Another personality assessment that might be useful is the Myers-Briggs. This assessment indicates psychological preferences and assesses how people make decisions.
4Assess the feedback you're getting. Another way to further understand your intentions and analyze the impact you have is the assess the feedback that you elicit from others. For instance, if your boss or coworkers are constantly telling you that they don't feel that you are a team player, this should create some cause for pause for you. It might mean that you are not truly invested in the work or perhaps your office culture is not a natural fit for you.
Think about the feedback that you get from family and friends, as well. They know you better than anyone.
5Accept responsibility for your actions. The responses you get from others will perhaps align with thoughts that you already had about yourself or stand in contrast with them. You may find that those close to you have issues with you that you did not know about. If so, you should listen to them and apologize for any wrongdoing at your hands. Having a greater knowledge of the impact you have and acknowledging it is the first step in aligning the person you want to be with the person you are currently.
Accept responsibility for the positive effects you have had on others, as well, and continue to make such an impact.
Part 3 of 3:Aligning Your Actions with Your Intent
1Keep your promises. After you have successfully considered your behaviors and garnered a greater understanding of the consequences, both positive and negative, of your actions, it is time to work to align those actions with your intentions. One of the first ways to ensure that you are doing that is to keep your promises. Your word should mean something and others should be able to trust that you will do what you say you'll do. Honor your promises, responsibilities, and commitments.
For instance, if you tell a friend that you will pick them up at 7:00PM, do all that is within your power to be there at that time.
If you find, however, that you will not be able to keep your promise then you should tell the other person as soon as possible and work to rectify the situation.
Try to keep things in perspective and in balance.
2Monitor your behavior. Remember that, though you would perhaps prefer to be judged by your intentions rather than your actions and their consequences, that you are always being observed by others. Though first impressions are important, remember that people's opinion of you is constantly in flux and is dependant upon everything you do and say. Be sure to always act in ways that are positive, kind and productive.
Show kindness to everyone you meet and avoid gossiping or speaking negatively of others.
Maintain high ethical standards and attend to your responsibilities.

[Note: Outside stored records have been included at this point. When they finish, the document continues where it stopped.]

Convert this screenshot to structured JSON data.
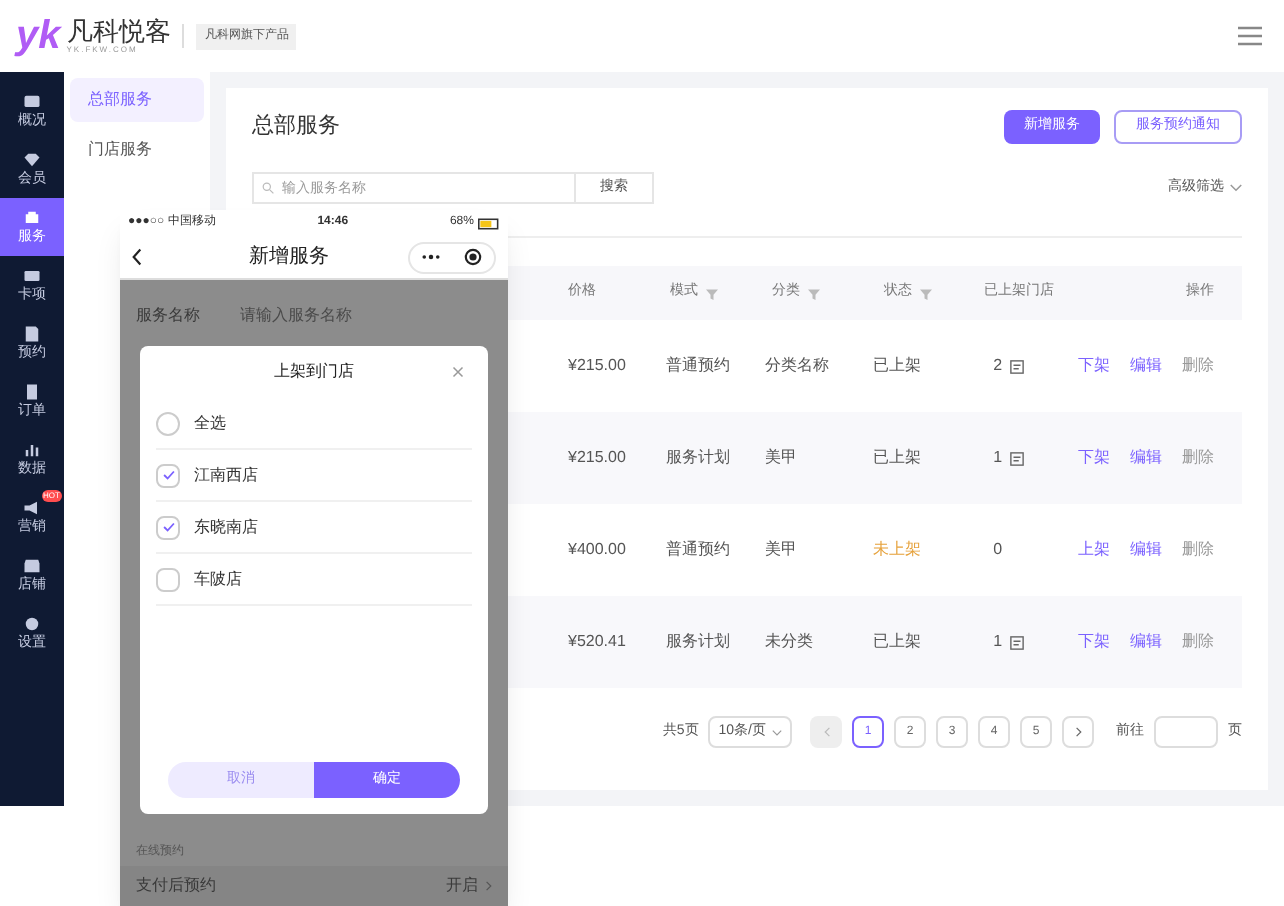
{
  "header": {
    "logo_mark": "yk",
    "brand": "凡科悦客",
    "domain": "YK.FKW.COM",
    "tag": "凡科网旗下产品"
  },
  "sidebar": {
    "items": [
      {
        "label": "概况",
        "selected": false
      },
      {
        "label": "会员",
        "selected": false
      },
      {
        "label": "服务",
        "selected": true
      },
      {
        "label": "卡项",
        "selected": false
      },
      {
        "label": "预约",
        "selected": false
      },
      {
        "label": "订单",
        "selected": false
      },
      {
        "label": "数据",
        "selected": false
      },
      {
        "label": "营销",
        "selected": false,
        "badge": "HOT"
      },
      {
        "label": "店铺",
        "selected": false
      },
      {
        "label": "设置",
        "selected": false
      }
    ]
  },
  "subnav": {
    "items": [
      {
        "label": "总部服务",
        "selected": true
      },
      {
        "label": "门店服务",
        "selected": false
      }
    ]
  },
  "page": {
    "title": "总部服务",
    "buttons": [
      {
        "label": "新增服务",
        "kind": "primary"
      },
      {
        "label": "服务预约通知",
        "kind": "outline"
      }
    ],
    "search": {
      "placeholder": "输入服务名称",
      "button": "搜索"
    },
    "filter": "高级筛选"
  },
  "table": {
    "columns": [
      {
        "label": "价格",
        "filter": false
      },
      {
        "label": "模式",
        "filter": true
      },
      {
        "label": "分类",
        "filter": true
      },
      {
        "label": "状态",
        "filter": true
      },
      {
        "label": "已上架门店",
        "filter": false
      },
      {
        "label": "操作",
        "filter": false
      }
    ],
    "rows": [
      {
        "price": "¥215.00",
        "mode": "普通预约",
        "category": "分类名称",
        "status": "已上架",
        "listed": true,
        "stores": "2",
        "actions": [
          "下架",
          "编辑",
          "删除"
        ]
      },
      {
        "price": "¥215.00",
        "mode": "服务计划",
        "category": "美甲",
        "status": "已上架",
        "listed": true,
        "stores": "1",
        "actions": [
          "下架",
          "编辑",
          "删除"
        ]
      },
      {
        "price": "¥400.00",
        "mode": "普通预约",
        "category": "美甲",
        "status": "未上架",
        "listed": false,
        "stores": "0",
        "actions": [
          "上架",
          "编辑",
          "删除"
        ]
      },
      {
        "price": "¥520.41",
        "mode": "服务计划",
        "category": "未分类",
        "status": "已上架",
        "listed": true,
        "stores": "1",
        "actions": [
          "下架",
          "编辑",
          "删除"
        ]
      }
    ]
  },
  "pagination": {
    "total": "共5页",
    "page_size": "10条/页",
    "pages": [
      {
        "label": "1",
        "selected": true
      },
      {
        "label": "2",
        "selected": false
      },
      {
        "label": "3",
        "selected": false
      },
      {
        "label": "4",
        "selected": false
      },
      {
        "label": "5",
        "selected": false
      }
    ],
    "goto": "前往",
    "goto_suffix": "页"
  },
  "phone": {
    "status_bar": {
      "carrier": "●●●○○ 中国移动",
      "time": "14:46",
      "battery": "68%"
    },
    "title": "新增服务",
    "form": [
      {
        "label": "服务名称",
        "placeholder": "请输入服务名称"
      }
    ],
    "section": "在线预约",
    "setting": {
      "label": "支付后预约",
      "value": "开启"
    },
    "dialog": {
      "title": "上架到门店",
      "options": [
        {
          "label": "全选",
          "kind": "radio",
          "checked": false
        },
        {
          "label": "江南西店",
          "kind": "checkbox",
          "checked": true
        },
        {
          "label": "东晓南店",
          "kind": "checkbox",
          "checked": true
        },
        {
          "label": "车陂店",
          "kind": "checkbox",
          "checked": false
        }
      ],
      "cancel": "取消",
      "confirm": "确定"
    }
  }
}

3Follow your passion. If you are doing what you love, then your intentions and actions will often align well. Strive to live a life that is joyful and fulfilling for you and it will be all the easier to understand your inner desires.
Remember to still attend to your obligations, however. For instance, though you may love to paint, you should not necessarily quit your day job to do so. Find a way to balance your obligations with your interests.
4Be who you want to become. Every day of your life, you should make decisions and actions that will direct you into becoming a better person. Don't set yourself back by making poor choices or falling into bad habits. Instead, work to improve yourself and good decisions will naturally come from you.
Consider reading self help books or becoming more spiritual.
Capture your accomplishments and progress in your journal.
5Surround yourself with positive people. They say that you are the average of the five people you spend the most time with. Be very mindful of the company you keep and only keep positive and uplifting people close to you. Negative people can be a poison and can lead you to do things that are out of your character. Choose your friends carefully!